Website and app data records
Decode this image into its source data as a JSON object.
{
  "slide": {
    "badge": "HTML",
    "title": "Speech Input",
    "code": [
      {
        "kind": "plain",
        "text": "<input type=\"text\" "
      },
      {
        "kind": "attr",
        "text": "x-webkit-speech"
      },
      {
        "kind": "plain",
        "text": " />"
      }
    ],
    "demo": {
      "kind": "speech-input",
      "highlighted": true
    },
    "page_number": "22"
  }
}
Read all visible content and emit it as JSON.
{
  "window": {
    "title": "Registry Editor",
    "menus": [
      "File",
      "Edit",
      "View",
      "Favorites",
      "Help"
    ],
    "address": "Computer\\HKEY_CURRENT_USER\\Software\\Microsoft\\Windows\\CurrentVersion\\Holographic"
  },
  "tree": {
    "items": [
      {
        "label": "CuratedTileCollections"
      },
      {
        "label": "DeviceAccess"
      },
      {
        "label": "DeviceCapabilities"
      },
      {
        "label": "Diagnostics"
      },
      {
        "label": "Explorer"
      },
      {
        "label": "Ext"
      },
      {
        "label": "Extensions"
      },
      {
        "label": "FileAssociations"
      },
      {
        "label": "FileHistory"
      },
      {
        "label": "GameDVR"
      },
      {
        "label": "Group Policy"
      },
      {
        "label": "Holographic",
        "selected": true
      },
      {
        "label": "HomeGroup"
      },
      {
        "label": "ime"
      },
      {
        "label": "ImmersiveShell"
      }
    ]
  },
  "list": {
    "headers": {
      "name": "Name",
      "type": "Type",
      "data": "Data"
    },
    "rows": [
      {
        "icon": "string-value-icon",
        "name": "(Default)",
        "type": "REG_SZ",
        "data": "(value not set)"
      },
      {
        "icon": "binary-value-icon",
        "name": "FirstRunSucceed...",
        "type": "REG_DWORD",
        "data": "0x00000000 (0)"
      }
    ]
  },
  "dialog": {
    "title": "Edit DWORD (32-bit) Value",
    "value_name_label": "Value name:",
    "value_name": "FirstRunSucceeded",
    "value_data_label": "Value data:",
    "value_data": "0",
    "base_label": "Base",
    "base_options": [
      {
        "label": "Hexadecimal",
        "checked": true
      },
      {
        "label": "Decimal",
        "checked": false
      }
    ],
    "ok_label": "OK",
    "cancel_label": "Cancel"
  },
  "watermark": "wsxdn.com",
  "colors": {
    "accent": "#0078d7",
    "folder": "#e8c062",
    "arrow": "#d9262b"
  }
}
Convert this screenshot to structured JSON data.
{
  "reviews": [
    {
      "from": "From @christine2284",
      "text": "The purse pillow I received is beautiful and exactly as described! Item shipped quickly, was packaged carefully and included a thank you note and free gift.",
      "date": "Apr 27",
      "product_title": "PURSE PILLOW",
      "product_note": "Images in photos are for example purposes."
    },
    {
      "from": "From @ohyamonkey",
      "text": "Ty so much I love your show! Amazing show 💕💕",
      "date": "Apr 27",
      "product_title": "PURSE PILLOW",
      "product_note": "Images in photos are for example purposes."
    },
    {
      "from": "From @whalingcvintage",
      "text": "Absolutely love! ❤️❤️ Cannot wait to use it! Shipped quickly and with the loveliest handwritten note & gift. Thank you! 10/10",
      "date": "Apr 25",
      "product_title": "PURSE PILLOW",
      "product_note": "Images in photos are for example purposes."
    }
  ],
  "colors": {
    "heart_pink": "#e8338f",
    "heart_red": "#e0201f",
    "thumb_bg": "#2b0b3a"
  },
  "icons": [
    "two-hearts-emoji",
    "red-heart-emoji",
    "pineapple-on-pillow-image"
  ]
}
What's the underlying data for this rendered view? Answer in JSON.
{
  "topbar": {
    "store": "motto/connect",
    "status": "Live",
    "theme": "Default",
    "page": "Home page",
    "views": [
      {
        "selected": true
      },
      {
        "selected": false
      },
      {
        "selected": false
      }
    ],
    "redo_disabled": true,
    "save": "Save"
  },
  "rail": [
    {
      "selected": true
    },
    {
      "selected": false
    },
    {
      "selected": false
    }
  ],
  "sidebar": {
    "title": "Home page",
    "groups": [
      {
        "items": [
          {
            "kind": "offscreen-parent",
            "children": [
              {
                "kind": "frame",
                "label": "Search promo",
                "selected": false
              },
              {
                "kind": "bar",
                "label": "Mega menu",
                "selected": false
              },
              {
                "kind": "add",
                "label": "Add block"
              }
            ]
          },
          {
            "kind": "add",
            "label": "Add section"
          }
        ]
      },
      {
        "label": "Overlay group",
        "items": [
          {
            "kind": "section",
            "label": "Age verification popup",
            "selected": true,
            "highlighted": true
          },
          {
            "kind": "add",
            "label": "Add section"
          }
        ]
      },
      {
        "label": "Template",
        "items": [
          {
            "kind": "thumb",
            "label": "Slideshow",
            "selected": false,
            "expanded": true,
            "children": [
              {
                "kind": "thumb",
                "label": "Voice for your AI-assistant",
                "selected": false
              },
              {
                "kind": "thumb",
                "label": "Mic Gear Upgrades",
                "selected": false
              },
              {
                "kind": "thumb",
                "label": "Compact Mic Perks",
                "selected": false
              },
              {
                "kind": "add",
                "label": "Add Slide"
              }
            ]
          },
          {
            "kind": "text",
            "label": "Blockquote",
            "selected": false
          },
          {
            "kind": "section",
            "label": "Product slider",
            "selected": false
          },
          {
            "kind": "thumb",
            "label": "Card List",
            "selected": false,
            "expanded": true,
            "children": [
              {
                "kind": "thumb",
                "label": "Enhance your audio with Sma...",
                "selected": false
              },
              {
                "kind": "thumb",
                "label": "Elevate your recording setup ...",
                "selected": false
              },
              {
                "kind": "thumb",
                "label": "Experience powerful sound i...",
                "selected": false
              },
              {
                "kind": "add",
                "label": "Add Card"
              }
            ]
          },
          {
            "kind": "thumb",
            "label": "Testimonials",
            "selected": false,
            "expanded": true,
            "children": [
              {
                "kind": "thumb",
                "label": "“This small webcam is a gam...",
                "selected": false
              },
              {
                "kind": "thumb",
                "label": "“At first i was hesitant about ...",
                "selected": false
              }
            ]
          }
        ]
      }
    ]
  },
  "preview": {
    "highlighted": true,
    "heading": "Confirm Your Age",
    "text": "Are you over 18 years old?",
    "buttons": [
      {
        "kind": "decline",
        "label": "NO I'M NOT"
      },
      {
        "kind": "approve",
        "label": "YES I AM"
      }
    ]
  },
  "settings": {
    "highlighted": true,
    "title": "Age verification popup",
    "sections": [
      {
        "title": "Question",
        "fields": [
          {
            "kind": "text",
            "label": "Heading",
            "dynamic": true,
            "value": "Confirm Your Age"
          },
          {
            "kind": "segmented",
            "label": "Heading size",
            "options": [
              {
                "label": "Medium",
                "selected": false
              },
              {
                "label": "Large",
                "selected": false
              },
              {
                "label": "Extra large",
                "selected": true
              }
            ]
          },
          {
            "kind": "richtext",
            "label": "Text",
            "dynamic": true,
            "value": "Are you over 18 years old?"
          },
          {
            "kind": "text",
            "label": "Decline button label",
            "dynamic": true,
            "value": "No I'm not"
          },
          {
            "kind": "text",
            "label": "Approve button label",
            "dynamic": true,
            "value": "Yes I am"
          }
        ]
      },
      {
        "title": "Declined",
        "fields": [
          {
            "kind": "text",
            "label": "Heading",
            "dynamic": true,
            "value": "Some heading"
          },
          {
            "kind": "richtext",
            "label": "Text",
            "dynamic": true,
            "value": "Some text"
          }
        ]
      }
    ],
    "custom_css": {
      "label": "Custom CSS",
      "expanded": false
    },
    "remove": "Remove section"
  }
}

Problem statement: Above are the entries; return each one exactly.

Exercise response:
Decode this image into its source data as a JSON object.
{
  "slide": {
    "badge": "HTML",
    "title": "Speech Input",
    "code": [
      {
        "kind": "plain",
        "text": "<input type=\"text\" "
      },
      {
        "kind": "attr",
        "text": "x-webkit-speech"
      },
      {
        "kind": "plain",
        "text": " />"
      }
    ],
    "demo": {
      "kind": "speech-input",
      "highlighted": true
    },
    "page_number": "22"
  }
}
Read all visible content and emit it as JSON.
{
  "window": {
    "title": "Registry Editor",
    "menus": [
      "File",
      "Edit",
      "View",
      "Favorites",
      "Help"
    ],
    "address": "Computer\\HKEY_CURRENT_USER\\Software\\Microsoft\\Windows\\CurrentVersion\\Holographic"
  },
  "tree": {
    "items": [
      {
        "label": "CuratedTileCollections"
      },
      {
        "label": "DeviceAccess"
      },
      {
        "label": "DeviceCapabilities"
      },
      {
        "label": "Diagnostics"
      },
      {
        "label": "Explorer"
      },
      {
        "label": "Ext"
      },
      {
        "label": "Extensions"
      },
      {
        "label": "FileAssociations"
      },
      {
        "label": "FileHistory"
      },
      {
        "label": "GameDVR"
      },
      {
        "label": "Group Policy"
      },
      {
        "label": "Holographic",
        "selected": true
      },
      {
        "label": "HomeGroup"
      },
      {
        "label": "ime"
      },
      {
        "label": "ImmersiveShell"
      }
    ]
  },
  "list": {
    "headers": {
      "name": "Name",
      "type": "Type",
      "data": "Data"
    },
    "rows": [
      {
        "icon": "string-value-icon",
        "name": "(Default)",
        "type": "REG_SZ",
        "data": "(value not set)"
      },
      {
        "icon": "binary-value-icon",
        "name": "FirstRunSucceed...",
        "type": "REG_DWORD",
        "data": "0x00000000 (0)"
      }
    ]
  },
  "dialog": {
    "title": "Edit DWORD (32-bit) Value",
    "value_name_label": "Value name:",
    "value_name": "FirstRunSucceeded",
    "value_data_label": "Value data:",
    "value_data": "0",
    "base_label": "Base",
    "base_options": [
      {
        "label": "Hexadecimal",
        "checked": true
      },
      {
        "label": "Decimal",
        "checked": false
      }
    ],
    "ok_label": "OK",
    "cancel_label": "Cancel"
  },
  "watermark": "wsxdn.com",
  "colors": {
    "accent": "#0078d7",
    "folder": "#e8c062",
    "arrow": "#d9262b"
  }
}
Convert this screenshot to structured JSON data.
{
  "reviews": [
    {
      "from": "From @christine2284",
      "text": "The purse pillow I received is beautiful and exactly as described! Item shipped quickly, was packaged carefully and included a thank you note and free gift.",
      "date": "Apr 27",
      "product_title": "PURSE PILLOW",
      "product_note": "Images in photos are for example purposes."
    },
    {
      "from": "From @ohyamonkey",
      "text": "Ty so much I love your show! Amazing show 💕💕",
      "date": "Apr 27",
      "product_title": "PURSE PILLOW",
      "product_note": "Images in photos are for example purposes."
    },
    {
      "from": "From @whalingcvintage",
      "text": "Absolutely love! ❤️❤️ Cannot wait to use it! Shipped quickly and with the loveliest handwritten note & gift. Thank you! 10/10",
      "date": "Apr 25",
      "product_title": "PURSE PILLOW",
      "product_note": "Images in photos are for example purposes."
    }
  ],
  "colors": {
    "heart_pink": "#e8338f",
    "heart_red": "#e0201f",
    "thumb_bg": "#2b0b3a"
  },
  "icons": [
    "two-hearts-emoji",
    "red-heart-emoji",
    "pineapple-on-pillow-image"
  ]
}
What's the underlying data for this rendered view? Answer in JSON.
{
  "topbar": {
    "store": "motto/connect",
    "status": "Live",
    "theme": "Default",
    "page": "Home page",
    "views": [
      {
        "selected": true
      },
      {
        "selected": false
      },
      {
        "selected": false
      }
    ],
    "redo_disabled": true,
    "save": "Save"
  },
  "rail": [
    {
      "selected": true
    },
    {
      "selected": false
    },
    {
      "selected": false
    }
  ],
  "sidebar": {
    "title": "Home page",
    "groups": [
      {
        "items": [
          {
            "kind": "offscreen-parent",
            "children": [
              {
                "kind": "frame",
                "label": "Search promo",
                "selected": false
              },
              {
                "kind": "bar",
                "label": "Mega menu",
                "selected": false
              },
              {
                "kind": "add",
                "label": "Add block"
              }
            ]
          },
          {
            "kind": "add",
            "label": "Add section"
          }
        ]
      },
      {
        "label": "Overlay group",
        "items": [
          {
            "kind": "section",
            "label": "Age verification popup",
            "selected": true,
            "highlighted": true
          },
          {
            "kind": "add",
            "label": "Add section"
          }
        ]
      },
      {
        "label": "Template",
        "items": [
          {
            "kind": "thumb",
            "label": "Slideshow",
            "selected": false,
            "expanded": true,
            "children": [
              {
                "kind": "thumb",
                "label": "Voice for your AI-assistant",
                "selected": false
              },
              {
                "kind": "thumb",
                "label": "Mic Gear Upgrades",
                "selected": false
              },
              {
                "kind": "thumb",
                "label": "Compact Mic Perks",
                "selected": false
              },
              {
                "kind": "add",
                "label": "Add Slide"
              }
            ]
          },
          {
            "kind": "text",
            "label": "Blockquote",
            "selected": false
          },
          {
            "kind": "section",
            "label": "Product slider",
            "selected": false
          },
          {
            "kind": "thumb",
            "label": "Card List",
            "selected": false,
            "expanded": true,
            "children": [
              {
                "kind": "thumb",
                "label": "Enhance your audio with Sma...",
                "selected": false
              },
              {
                "kind": "thumb",
                "label": "Elevate your recording setup ...",
                "selected": false
              },
              {
                "kind": "thumb",
                "label": "Experience powerful sound i...",
                "selected": false
              },
              {
                "kind": "add",
                "label": "Add Card"
              }
            ]
          },
          {
            "kind": "thumb",
            "label": "Testimonials",
            "selected": false,
            "expanded": true,
            "children": [
              {
                "kind": "thumb",
                "label": "“This small webcam is a gam...",
                "selected": false
              },
              {
                "kind": "thumb",
                "label": "“At first i was hesitant about ...",
                "selected": false
              }
            ]
          }
        ]
      }
    ]
  },
  "preview": {
    "highlighted": true,
    "heading": "Confirm Your Age",
    "text": "Are you over 18 years old?",
    "buttons": [
      {
        "kind": "decline",
        "label": "NO I'M NOT"
      },
      {
        "kind": "approve",
        "label": "YES I AM"
      }
    ]
  },
  "settings": {
    "highlighted": true,
    "title": "Age verification popup",
    "sections": [
      {
        "title": "Question",
        "fields": [
          {
            "kind": "text",
            "label": "Heading",
            "dynamic": true,
            "value": "Confirm Your Age"
          },
          {
            "kind": "segmented",
            "label": "Heading size",
            "options": [
              {
                "label": "Medium",
                "selected": false
              },
              {
                "label": "Large",
                "selected": false
              },
              {
                "label": "Extra large",
                "selected": true
              }
            ]
          },
          {
            "kind": "richtext",
            "label": "Text",
            "dynamic": true,
            "value": "Are you over 18 years old?"
          },
          {
            "kind": "text",
            "label": "Decline button label",
            "dynamic": true,
            "value": "No I'm not"
          },
          {
            "kind": "text",
            "label": "Approve button label",
            "dynamic": true,
            "value": "Yes I am"
          }
        ]
      },
      {
        "title": "Declined",
        "fields": [
          {
            "kind": "text",
            "label": "Heading",
            "dynamic": true,
            "value": "Some heading"
          },
          {
            "kind": "richtext",
            "label": "Text",
            "dynamic": true,
            "value": "Some text"
          }
        ]
      }
    ],
    "custom_css": {
      "label": "Custom CSS",
      "expanded": false
    },
    "remove": "Remove section"
  }
}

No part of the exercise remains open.